The third group is called Highland Laotians. Dominating among these peoples is the hmong (or meo), who immigrated from the north from the 19th century and settled in the higher mountain regions of northern Laos.
There are also small Chinese and Vietnamese minorities in the country.
The relationship between the Lao people and the many ethnic minorities is often strained. The economic reforms carried out by the communist regime since the 1980s are considered to have favored the Lao people at the expense of the minority people, which led to increased ethnic tensions. A small group within the hmong people has waged a guerrilla war against the regime since the communist takeover of power in 1975. The regime has responded with bomb boards against hmong areas.
The conflict has led to almost one-third of Lao’s hmong population of originally about 300,000 members having moved to the United States and Thailand. Laotian police and military are accused of persecuting and harassing hmong in their hunt for opponents within the group. There are suspicions that hmong members who were forced to return after moving to Thailand have been treated badly on their return, for example being jailed without a charge.
A young population
Laos is sparsely populated and nearly two in three residents live in the countryside. The most densely populated is the Mekong Valley, while the mountainous regions are sparsely inhabited. The population is young; In 2019, 32 percent of Laotians were estimated to be under 15 years. The population is growing rapidly even if growth rates have slowed somewhat since the 1990s, partly through state campaigns for the use of contraceptives.
Lao is the official language and is spoken by almost two thirds of the population. It is a Thai language, akin to the languages spoken in Thailand. About one million Laotians speak monkhmer language.
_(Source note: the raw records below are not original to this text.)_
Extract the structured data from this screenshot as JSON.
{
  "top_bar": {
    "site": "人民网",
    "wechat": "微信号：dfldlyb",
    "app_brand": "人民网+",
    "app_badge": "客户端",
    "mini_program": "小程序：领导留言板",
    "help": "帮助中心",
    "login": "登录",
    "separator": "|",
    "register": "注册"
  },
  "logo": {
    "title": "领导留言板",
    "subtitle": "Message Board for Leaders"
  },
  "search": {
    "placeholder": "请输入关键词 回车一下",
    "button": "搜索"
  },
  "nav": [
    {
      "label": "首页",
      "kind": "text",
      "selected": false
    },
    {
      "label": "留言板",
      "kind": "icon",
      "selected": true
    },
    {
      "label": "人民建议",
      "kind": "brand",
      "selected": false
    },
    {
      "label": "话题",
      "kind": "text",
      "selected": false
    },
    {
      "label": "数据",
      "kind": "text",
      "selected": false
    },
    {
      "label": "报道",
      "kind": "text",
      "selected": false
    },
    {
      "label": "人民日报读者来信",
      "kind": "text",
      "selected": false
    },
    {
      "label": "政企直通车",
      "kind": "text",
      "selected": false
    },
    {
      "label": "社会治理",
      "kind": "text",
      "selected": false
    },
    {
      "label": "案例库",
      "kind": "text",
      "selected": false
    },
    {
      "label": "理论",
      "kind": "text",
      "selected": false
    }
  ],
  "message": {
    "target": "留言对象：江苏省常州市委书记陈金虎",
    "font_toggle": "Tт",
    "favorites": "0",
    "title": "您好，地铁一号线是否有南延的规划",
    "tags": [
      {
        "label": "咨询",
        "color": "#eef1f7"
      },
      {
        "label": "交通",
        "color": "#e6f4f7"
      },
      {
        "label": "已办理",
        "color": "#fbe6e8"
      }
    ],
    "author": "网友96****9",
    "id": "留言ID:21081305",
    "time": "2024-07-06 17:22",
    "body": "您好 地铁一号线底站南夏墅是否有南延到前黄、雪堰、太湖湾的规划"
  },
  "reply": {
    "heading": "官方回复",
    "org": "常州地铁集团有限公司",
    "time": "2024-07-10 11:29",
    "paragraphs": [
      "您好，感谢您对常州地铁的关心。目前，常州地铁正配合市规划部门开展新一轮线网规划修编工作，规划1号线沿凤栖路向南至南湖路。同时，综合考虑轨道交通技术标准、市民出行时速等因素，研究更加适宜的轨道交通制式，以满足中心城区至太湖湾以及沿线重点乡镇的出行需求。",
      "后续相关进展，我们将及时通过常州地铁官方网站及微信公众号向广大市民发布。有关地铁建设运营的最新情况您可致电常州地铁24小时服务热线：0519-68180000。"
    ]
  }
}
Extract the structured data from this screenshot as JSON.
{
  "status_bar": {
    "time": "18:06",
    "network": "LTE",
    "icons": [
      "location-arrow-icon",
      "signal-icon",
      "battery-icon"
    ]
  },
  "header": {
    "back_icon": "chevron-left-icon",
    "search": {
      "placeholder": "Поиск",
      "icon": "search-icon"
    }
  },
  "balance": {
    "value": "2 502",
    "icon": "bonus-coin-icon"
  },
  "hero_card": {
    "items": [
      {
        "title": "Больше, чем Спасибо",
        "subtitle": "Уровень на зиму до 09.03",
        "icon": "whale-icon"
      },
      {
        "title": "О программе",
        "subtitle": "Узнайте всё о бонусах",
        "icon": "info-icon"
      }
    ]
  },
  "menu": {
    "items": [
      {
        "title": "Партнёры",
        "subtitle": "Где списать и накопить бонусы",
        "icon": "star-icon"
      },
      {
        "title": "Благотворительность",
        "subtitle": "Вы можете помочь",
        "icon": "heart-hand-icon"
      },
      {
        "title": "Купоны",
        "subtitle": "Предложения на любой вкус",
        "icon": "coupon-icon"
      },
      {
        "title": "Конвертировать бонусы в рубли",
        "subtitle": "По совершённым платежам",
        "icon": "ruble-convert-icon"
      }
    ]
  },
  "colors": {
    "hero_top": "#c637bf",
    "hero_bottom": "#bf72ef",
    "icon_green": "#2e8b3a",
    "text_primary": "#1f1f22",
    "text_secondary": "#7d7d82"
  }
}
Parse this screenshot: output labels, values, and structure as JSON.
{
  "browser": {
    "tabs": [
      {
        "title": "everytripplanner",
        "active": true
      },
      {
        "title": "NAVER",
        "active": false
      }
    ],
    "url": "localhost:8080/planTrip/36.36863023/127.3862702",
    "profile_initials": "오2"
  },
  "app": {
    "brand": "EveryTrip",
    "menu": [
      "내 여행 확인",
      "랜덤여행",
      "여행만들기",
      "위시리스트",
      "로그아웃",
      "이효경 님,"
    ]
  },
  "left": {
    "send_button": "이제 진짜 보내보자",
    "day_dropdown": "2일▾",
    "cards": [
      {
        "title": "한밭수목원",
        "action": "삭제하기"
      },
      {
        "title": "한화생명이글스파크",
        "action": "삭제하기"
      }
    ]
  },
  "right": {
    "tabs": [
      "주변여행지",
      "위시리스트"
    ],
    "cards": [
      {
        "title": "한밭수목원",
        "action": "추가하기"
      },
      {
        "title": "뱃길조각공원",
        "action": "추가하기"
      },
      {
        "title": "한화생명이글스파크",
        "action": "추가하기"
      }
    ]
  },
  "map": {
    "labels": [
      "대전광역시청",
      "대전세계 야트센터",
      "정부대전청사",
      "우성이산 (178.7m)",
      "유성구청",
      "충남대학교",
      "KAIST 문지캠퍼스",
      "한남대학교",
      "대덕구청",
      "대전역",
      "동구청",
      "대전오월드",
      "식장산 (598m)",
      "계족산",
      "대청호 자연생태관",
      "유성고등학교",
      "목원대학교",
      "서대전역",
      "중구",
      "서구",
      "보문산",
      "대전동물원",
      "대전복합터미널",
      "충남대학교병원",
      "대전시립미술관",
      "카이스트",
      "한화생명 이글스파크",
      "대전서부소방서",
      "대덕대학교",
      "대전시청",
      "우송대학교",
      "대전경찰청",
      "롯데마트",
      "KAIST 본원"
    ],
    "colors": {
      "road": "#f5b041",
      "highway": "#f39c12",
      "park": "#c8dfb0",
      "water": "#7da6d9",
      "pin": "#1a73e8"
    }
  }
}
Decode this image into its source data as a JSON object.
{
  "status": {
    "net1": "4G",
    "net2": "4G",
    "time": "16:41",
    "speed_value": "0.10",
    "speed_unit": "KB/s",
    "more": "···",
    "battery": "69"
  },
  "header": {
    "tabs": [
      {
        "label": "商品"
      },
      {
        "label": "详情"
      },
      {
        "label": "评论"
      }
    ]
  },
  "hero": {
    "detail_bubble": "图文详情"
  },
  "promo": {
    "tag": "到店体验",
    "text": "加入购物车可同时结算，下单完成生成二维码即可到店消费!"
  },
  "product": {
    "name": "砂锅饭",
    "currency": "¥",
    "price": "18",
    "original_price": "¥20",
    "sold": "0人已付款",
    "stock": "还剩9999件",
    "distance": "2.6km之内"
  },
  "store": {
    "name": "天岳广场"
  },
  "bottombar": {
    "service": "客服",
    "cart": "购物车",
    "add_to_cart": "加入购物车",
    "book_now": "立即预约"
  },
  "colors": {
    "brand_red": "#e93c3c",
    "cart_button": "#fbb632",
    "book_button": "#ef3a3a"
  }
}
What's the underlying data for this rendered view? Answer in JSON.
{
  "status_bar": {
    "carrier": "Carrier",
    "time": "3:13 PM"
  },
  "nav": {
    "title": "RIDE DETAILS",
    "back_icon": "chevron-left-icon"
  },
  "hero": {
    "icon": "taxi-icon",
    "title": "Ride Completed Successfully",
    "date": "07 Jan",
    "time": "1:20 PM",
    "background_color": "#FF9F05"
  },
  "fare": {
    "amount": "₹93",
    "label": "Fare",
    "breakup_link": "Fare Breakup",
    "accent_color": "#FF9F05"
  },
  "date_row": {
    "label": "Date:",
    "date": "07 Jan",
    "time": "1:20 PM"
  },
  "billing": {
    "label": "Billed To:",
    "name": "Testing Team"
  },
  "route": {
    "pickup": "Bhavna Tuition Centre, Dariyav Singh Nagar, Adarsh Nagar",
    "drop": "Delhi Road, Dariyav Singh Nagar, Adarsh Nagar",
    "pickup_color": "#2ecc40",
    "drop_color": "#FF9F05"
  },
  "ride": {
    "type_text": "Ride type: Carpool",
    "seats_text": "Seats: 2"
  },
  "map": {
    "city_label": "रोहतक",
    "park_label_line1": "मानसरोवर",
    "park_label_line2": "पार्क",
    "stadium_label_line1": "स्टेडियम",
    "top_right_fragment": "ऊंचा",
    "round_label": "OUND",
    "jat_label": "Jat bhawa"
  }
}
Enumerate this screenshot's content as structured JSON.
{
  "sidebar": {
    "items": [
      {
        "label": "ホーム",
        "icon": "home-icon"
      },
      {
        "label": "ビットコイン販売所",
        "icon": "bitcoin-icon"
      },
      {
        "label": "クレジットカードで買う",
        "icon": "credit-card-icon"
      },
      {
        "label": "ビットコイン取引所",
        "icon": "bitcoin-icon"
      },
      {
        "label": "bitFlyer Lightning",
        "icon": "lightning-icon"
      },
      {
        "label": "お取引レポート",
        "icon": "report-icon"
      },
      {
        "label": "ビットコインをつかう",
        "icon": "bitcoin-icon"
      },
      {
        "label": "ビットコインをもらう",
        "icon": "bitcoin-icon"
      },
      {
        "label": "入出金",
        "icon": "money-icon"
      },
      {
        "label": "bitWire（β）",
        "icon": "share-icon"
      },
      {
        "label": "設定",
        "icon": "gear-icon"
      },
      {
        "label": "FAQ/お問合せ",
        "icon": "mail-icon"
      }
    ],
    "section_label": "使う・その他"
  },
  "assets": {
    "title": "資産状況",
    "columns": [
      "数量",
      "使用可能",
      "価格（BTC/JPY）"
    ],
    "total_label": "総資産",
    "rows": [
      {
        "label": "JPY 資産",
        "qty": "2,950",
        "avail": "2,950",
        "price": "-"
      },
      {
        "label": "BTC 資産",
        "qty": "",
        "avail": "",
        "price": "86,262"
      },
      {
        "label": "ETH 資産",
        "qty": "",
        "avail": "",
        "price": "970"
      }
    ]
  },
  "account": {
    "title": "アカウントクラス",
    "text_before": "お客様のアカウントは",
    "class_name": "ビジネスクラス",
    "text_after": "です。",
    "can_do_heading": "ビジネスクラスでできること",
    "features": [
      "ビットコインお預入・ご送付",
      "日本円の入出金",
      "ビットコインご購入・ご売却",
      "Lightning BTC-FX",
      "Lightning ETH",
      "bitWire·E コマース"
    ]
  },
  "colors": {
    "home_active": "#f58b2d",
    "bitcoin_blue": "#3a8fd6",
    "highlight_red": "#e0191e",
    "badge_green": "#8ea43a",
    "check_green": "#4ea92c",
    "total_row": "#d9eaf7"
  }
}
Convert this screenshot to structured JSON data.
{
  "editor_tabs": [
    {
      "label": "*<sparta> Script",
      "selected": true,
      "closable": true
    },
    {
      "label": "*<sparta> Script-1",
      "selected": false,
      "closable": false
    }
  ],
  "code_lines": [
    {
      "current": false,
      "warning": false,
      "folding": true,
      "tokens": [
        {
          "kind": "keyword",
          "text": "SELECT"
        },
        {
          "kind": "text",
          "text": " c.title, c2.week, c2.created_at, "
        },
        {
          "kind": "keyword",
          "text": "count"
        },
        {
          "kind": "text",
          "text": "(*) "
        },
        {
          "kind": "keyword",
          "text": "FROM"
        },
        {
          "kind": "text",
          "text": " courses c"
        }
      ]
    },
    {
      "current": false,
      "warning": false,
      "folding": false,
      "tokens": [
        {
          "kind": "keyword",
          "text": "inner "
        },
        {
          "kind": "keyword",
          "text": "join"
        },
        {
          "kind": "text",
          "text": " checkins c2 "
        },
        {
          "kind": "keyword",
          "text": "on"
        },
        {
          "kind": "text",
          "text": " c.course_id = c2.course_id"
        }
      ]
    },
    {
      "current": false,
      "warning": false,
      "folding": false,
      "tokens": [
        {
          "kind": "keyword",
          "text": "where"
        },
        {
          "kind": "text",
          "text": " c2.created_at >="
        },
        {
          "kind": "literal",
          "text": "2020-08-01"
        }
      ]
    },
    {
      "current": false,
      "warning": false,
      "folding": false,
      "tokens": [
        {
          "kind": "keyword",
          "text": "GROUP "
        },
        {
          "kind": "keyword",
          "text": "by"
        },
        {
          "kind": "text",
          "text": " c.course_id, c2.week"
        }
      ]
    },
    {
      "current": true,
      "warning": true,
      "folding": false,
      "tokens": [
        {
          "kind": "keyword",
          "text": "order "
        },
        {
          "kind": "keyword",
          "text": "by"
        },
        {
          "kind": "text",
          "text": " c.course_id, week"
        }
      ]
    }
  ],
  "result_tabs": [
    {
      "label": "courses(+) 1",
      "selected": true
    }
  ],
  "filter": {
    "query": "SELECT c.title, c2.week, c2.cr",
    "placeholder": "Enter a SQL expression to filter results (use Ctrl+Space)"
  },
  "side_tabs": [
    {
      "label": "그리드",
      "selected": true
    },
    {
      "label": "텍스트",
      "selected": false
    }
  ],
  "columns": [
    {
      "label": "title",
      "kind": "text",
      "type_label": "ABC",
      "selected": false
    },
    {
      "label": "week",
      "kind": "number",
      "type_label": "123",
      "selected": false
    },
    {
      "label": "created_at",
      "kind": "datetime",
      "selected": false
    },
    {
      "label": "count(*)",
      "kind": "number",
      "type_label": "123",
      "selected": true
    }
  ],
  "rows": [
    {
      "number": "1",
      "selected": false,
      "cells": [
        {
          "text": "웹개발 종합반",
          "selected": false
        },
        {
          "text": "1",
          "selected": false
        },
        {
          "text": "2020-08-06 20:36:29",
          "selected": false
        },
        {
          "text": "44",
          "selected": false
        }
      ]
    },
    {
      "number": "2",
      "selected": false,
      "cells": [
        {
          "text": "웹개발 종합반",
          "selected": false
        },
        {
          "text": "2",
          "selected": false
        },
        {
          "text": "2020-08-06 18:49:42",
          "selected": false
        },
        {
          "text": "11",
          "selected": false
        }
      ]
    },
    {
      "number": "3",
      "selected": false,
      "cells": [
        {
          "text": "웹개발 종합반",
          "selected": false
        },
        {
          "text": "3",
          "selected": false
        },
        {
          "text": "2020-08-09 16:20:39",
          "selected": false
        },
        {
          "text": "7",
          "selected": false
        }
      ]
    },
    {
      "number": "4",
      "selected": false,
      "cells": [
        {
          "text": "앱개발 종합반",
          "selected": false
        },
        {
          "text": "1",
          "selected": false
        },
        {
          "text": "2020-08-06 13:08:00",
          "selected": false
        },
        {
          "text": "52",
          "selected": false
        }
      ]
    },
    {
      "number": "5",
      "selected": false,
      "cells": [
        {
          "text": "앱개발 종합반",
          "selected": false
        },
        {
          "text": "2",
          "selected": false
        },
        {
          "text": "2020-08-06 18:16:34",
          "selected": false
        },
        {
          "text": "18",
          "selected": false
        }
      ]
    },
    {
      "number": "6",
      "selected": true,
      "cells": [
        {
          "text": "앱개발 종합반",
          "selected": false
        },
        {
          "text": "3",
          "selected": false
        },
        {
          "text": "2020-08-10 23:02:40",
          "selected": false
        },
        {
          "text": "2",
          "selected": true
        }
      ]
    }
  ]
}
In addition, there are a number of minority languages, including Tibetan Burmese languages. French and English are widely used as a trade language.
FACTS – POPULATION AND LANGUAGE
lowland laurels 60–68%, inland laurels 22–27%, highland laurels 9-13%; small Chinese and Vietnamese minorities
Number of residents
6 858 160 (2017)
Number of residents per square kilometer
Percentage of residents in the cities
34.4 percent (2017)
Nativity / birth
23.9 per 1000 residents (2016)
Mortality / mortality
6.7 per 1000 residents (2016)
1.5 percent (2017)
2.7 number of births per woman (2016)
Percentage of women
50.1 percent (2017)
67 years (2016)
Life expectancy for women
68 years (2016)
Life expectancy for men
65 years (2016)
lao is official language; In addition, monk Khmer languages, Tibetan Burmese languages and others are spoken.